And before anyone reading this starts mentally wagging fingers at the “kids today on their cellphones,” they should understand that social media envy is a problem for grown-ups, too.
“I work with a lot of adults, and when they look at Facebook sometimes they compare themselves to other families and what they are doing, and it can lead to depression and self-esteem issues,” she said. “People kind of only portray the best parts of their life on social media. They never say the hard stuff. I’ve seen a lot of that this year.”
News of her practice has been getting out. She’s had to hire on staff because people have been recommending her.

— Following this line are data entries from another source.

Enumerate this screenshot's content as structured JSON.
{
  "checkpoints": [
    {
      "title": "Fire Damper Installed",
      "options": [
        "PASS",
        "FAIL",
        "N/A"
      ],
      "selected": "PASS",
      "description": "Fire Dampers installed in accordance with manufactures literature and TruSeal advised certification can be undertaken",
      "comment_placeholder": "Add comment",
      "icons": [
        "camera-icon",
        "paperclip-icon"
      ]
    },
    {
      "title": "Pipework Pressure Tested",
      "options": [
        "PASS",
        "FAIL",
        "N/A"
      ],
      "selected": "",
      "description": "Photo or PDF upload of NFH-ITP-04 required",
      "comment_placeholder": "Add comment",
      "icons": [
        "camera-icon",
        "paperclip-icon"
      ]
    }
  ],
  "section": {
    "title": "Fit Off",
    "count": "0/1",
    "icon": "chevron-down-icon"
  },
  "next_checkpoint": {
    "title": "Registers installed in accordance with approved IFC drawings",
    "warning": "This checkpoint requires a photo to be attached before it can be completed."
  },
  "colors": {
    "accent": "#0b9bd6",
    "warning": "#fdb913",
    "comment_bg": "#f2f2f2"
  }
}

“They get to feeling better and all of a sudden I’ve got their cousin coming in,” she said. “And the doctor in town is sending me a lot of people. The word of mouth in this area has really spread, and that’s really nice.”
A role model
As a counselor, DeRouchey tries to keep the Chiefs “Susie and Warpaint” thing on the down-low. But the internet makes the world a smaller place. People find out. It’s not an entirely bad thing.
“Sometimes when they do know, I feel like it’s really motivating to them to work really hard and try in school,” she said. “And I think when they can see a positive female role model, I feel like that really helps them go for their dreams.”
She definitely lives that role model thing. At a pregame meet-and-greet outside Arrowhead two weeks ago, she smiled, talked and took selfies with fans for more than an hour. Keep in mind, it was 40 degrees with a nasty wind out of the north, and the Susie the Cheerleader outfit she wore — while warmer than some of the other 10 Chiefs outfits she has for her job — wasn’t the most suitable gear for the environment.
She was super nice to everyone, though, and she really turned it on for the little girls who stopped by.
“I know growing up being a cheerleader and a dancer and somebody into horses I always looked up to other females who were positive people,” she said. “So I just kind of always go back and kind of remember how exciting it was to see people that follow their dreams and accomplish big goals in their life.”
As game time approached that Sunday, Susie got up on the horse and headed over to the southwest side of the stadium to lead the pre-game parade.
Nearly everyone along the way stopped to gawk or take pictures. A Spanish-speaking family crossed the road in front of her and Warpaint as they headed to the stadium, and the youngest of the two little girls jumped up on her tippy toes, pointed at Susie and the horse and shouted to her father, “Caballo! Caballo!”
And Susie did what Susie always does.